PROBLEM: Among the lines of the records, find all that carry the word "desc" and copy them.

Entries from a dataset of interfaces
++++++++

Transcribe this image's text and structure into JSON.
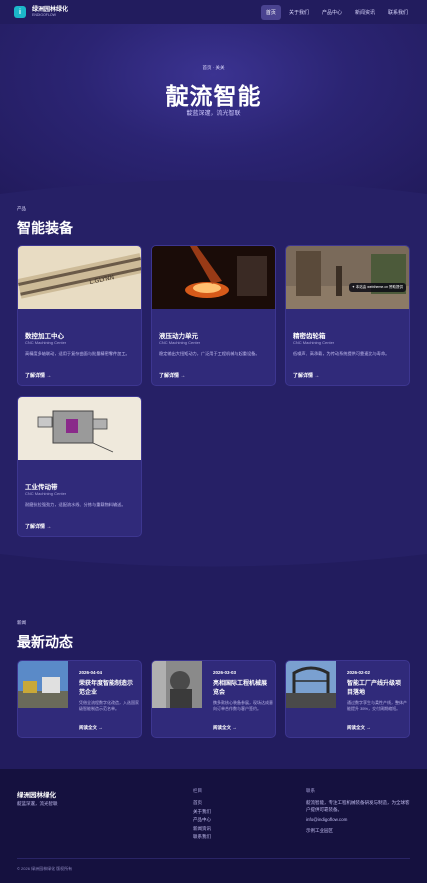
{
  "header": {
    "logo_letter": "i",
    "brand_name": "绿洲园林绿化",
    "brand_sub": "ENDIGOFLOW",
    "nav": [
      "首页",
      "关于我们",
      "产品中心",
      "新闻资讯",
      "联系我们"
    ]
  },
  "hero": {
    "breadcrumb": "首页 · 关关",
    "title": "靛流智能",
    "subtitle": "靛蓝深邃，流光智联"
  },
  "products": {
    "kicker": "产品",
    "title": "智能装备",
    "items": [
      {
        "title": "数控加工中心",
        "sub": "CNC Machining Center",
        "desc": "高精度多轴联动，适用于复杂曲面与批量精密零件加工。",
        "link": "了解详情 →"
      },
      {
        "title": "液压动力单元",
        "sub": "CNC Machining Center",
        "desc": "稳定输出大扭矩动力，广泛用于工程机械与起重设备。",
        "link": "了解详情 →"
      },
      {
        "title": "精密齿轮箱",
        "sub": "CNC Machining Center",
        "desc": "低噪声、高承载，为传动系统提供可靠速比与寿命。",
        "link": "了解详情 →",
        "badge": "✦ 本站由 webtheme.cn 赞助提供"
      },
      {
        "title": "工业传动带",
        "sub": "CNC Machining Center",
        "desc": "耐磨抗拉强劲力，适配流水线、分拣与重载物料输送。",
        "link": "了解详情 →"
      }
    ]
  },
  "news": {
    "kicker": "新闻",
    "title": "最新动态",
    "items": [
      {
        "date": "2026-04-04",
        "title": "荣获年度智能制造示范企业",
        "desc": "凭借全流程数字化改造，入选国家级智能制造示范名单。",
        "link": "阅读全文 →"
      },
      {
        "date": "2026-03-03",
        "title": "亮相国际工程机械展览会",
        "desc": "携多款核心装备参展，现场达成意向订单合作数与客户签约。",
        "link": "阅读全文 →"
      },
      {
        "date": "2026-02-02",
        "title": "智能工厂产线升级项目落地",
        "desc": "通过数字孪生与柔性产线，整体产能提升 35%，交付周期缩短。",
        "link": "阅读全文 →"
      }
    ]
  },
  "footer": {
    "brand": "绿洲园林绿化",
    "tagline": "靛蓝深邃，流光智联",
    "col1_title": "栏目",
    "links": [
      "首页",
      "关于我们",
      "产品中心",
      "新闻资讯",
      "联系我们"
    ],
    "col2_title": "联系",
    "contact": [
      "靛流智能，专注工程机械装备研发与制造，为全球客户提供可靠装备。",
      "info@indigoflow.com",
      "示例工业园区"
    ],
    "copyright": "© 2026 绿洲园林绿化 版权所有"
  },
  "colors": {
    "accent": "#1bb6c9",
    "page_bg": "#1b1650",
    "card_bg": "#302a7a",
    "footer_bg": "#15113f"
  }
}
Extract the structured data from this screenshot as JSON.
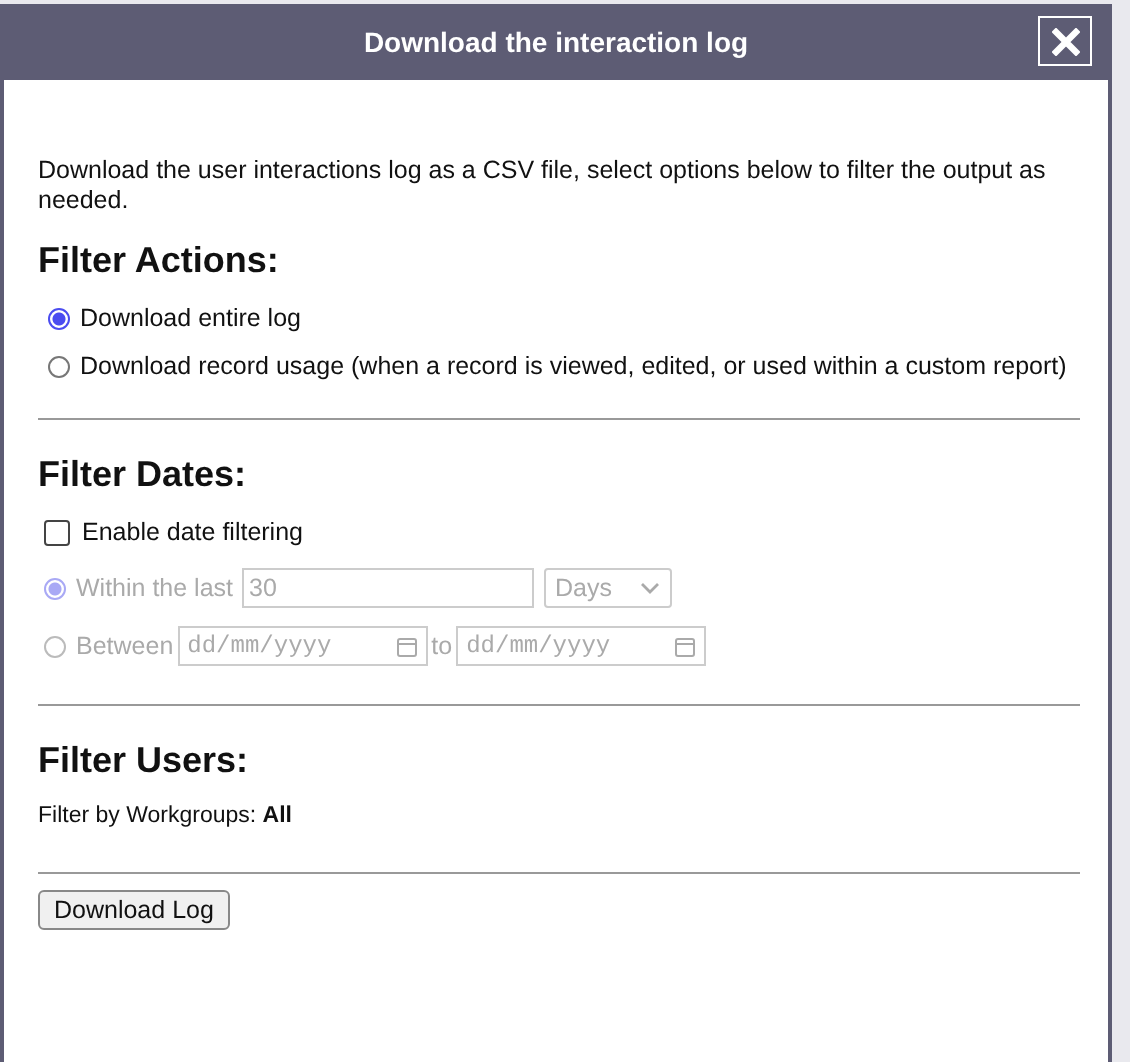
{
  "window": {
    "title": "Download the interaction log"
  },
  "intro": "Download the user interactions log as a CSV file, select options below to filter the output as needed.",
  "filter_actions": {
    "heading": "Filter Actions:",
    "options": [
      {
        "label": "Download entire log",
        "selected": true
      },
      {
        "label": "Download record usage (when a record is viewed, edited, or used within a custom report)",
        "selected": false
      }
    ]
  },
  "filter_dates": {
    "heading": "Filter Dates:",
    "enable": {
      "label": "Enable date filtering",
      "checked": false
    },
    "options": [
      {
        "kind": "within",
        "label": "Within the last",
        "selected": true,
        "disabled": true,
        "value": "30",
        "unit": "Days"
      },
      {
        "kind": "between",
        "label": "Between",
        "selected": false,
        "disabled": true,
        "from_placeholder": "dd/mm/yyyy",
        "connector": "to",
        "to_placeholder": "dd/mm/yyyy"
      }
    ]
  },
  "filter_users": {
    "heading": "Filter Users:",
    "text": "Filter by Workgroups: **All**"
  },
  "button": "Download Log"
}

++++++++

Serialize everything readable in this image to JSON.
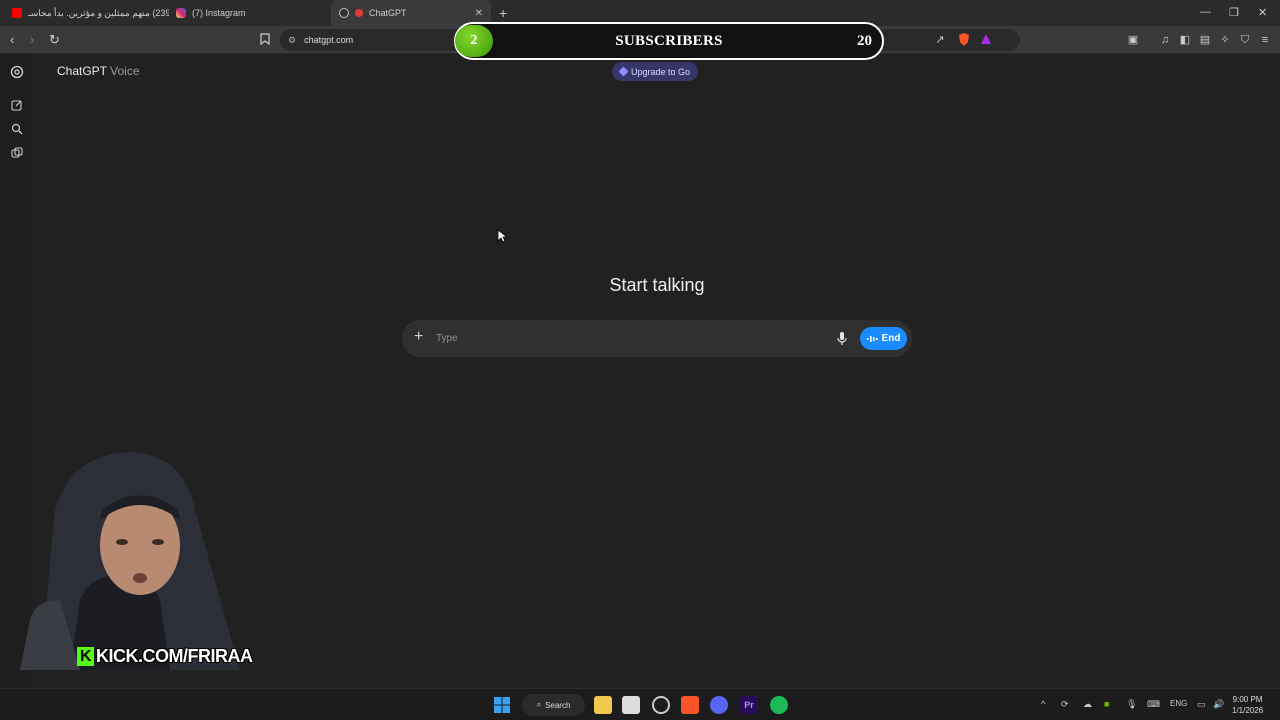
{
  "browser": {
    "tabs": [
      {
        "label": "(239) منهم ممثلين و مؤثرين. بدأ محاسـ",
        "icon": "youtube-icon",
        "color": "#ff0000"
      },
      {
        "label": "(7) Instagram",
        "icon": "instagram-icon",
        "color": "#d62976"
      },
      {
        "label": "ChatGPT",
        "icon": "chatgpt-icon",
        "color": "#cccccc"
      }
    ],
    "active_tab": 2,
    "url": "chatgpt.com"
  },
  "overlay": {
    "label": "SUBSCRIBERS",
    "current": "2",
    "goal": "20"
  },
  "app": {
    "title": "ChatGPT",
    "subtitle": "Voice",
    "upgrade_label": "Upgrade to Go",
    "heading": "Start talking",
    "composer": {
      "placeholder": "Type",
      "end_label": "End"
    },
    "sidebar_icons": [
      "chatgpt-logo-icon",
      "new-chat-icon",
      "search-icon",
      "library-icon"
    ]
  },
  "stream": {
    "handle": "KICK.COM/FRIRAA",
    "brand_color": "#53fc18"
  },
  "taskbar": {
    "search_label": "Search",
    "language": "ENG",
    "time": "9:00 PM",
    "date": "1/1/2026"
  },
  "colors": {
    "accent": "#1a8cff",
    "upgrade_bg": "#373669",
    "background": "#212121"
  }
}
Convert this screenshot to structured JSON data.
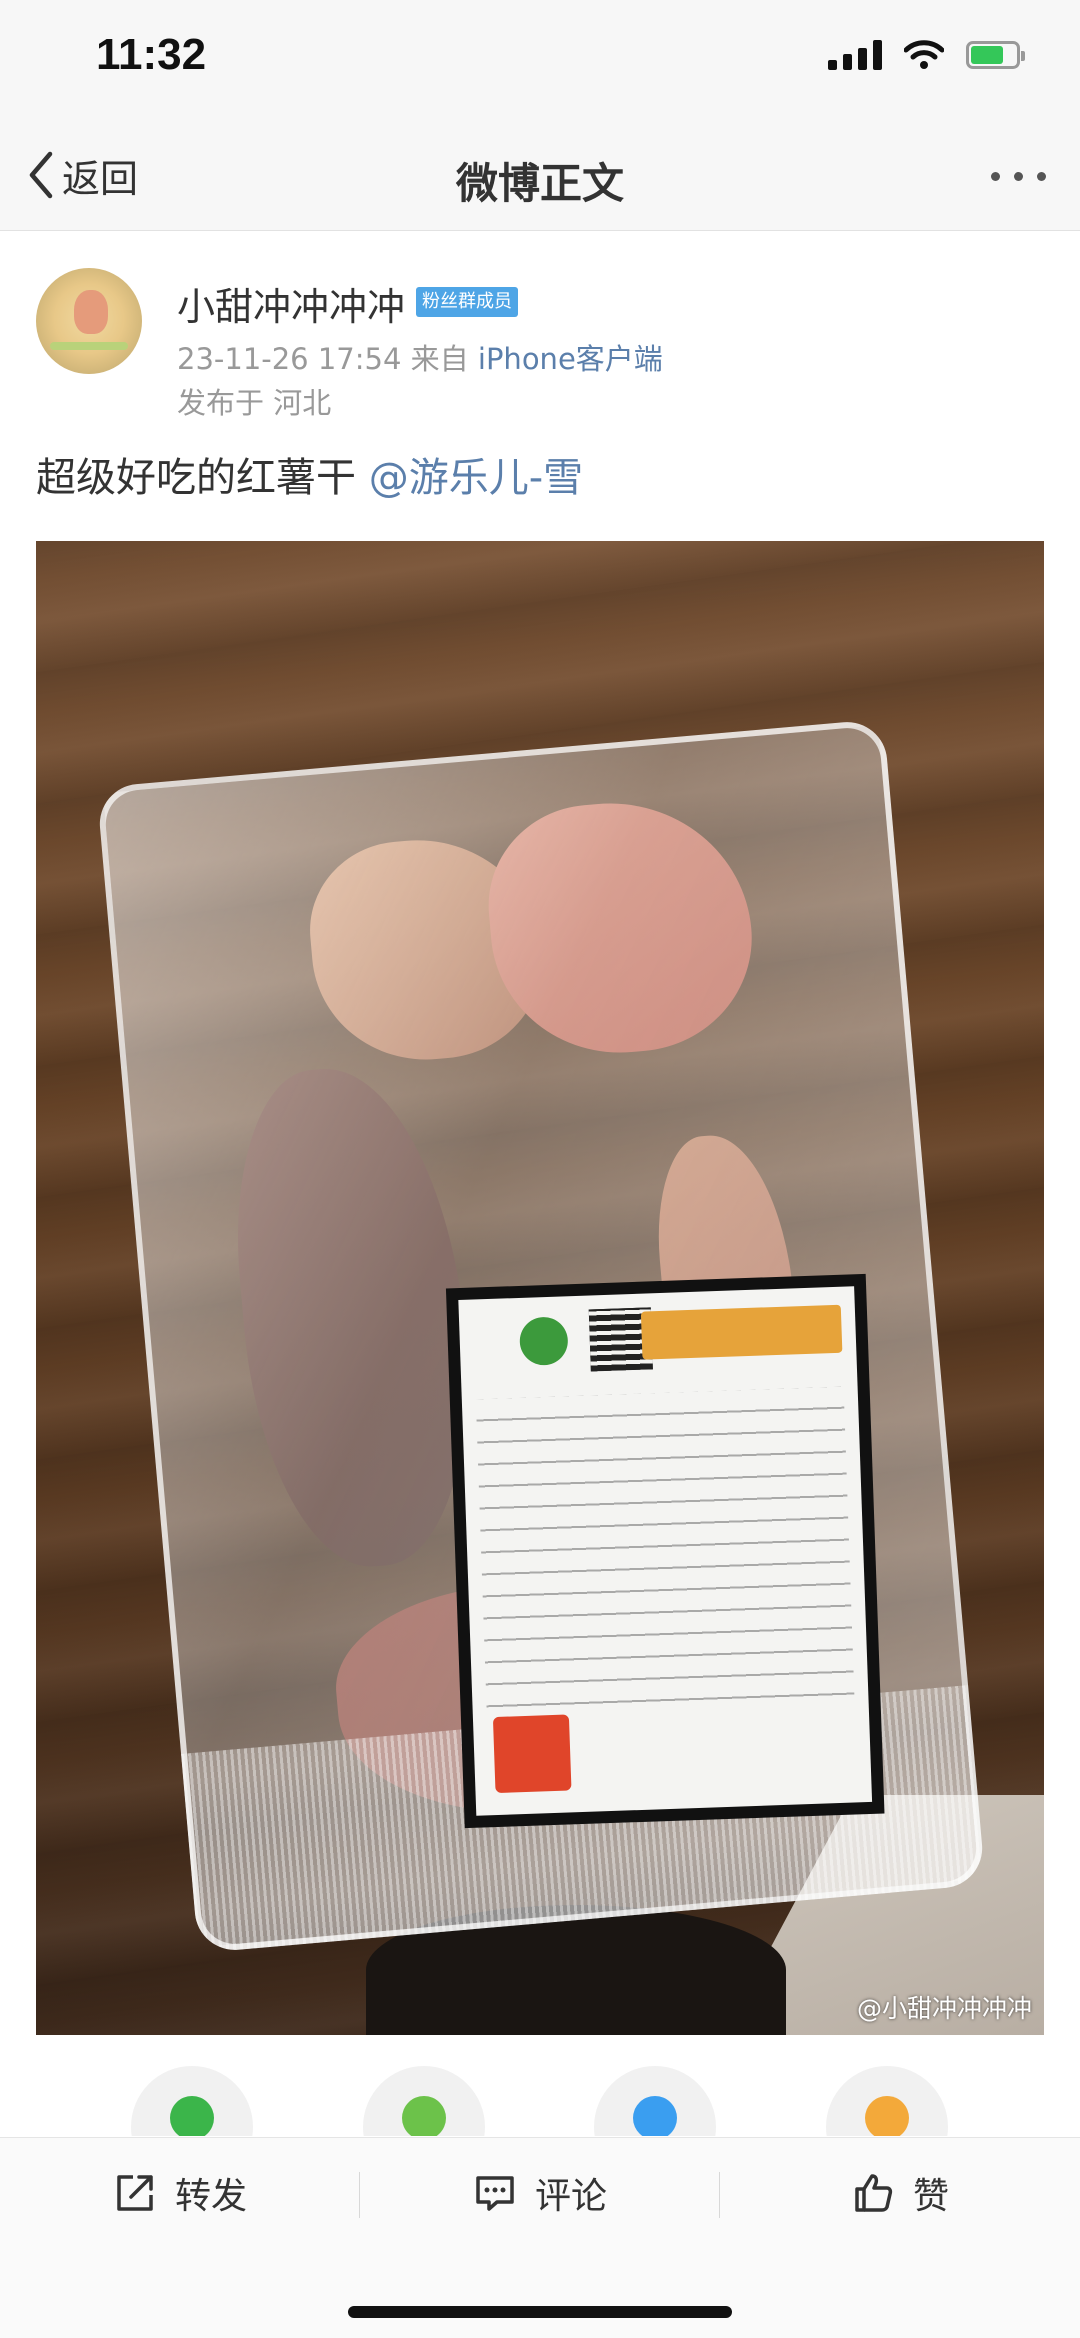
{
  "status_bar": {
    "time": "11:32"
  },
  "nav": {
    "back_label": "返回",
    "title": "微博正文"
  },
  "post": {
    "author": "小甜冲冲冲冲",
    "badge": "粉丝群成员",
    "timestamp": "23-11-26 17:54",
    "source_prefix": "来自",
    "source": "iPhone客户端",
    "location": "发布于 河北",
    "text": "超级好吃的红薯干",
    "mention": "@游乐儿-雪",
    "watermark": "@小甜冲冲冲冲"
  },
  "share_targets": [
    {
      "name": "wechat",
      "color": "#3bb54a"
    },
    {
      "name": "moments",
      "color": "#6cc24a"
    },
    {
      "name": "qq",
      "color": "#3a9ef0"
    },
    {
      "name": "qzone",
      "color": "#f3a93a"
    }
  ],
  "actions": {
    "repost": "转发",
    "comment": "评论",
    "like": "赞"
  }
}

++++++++

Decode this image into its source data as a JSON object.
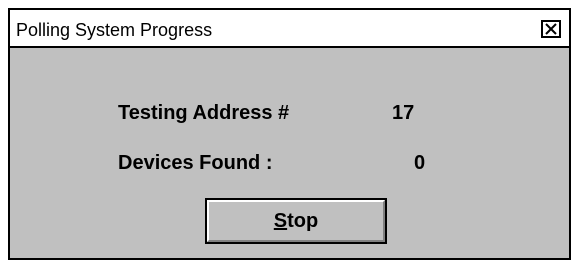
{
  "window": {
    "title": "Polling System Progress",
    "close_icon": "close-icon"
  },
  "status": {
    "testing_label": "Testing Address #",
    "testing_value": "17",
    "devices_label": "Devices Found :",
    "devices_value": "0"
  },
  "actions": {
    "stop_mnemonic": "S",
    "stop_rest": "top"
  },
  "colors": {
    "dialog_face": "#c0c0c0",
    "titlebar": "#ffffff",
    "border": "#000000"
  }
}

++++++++

TASK RESULT:
        "desc": "高精度多轴联动，适用于复杂曲面与批量精密零件加工。",
        "desc": "稳定输出大扭矩动力，广泛用于工程机械与起重设备。",
        "desc": "低噪声、高承载，为传动系统提供可靠速比与寿命。",
        "desc": "耐磨抗拉强劲力，适配流水线、分拣与重载物料输送。",
        "desc": "凭借全流程数字化改造，入选国家级智能制造示范名单。",
        "desc": "携多款核心装备参展，现场达成意向订单合作数与客户签约。",
        "desc": "通过数字孪生与柔性产线，整体产能提升 35%，交付周期缩短。",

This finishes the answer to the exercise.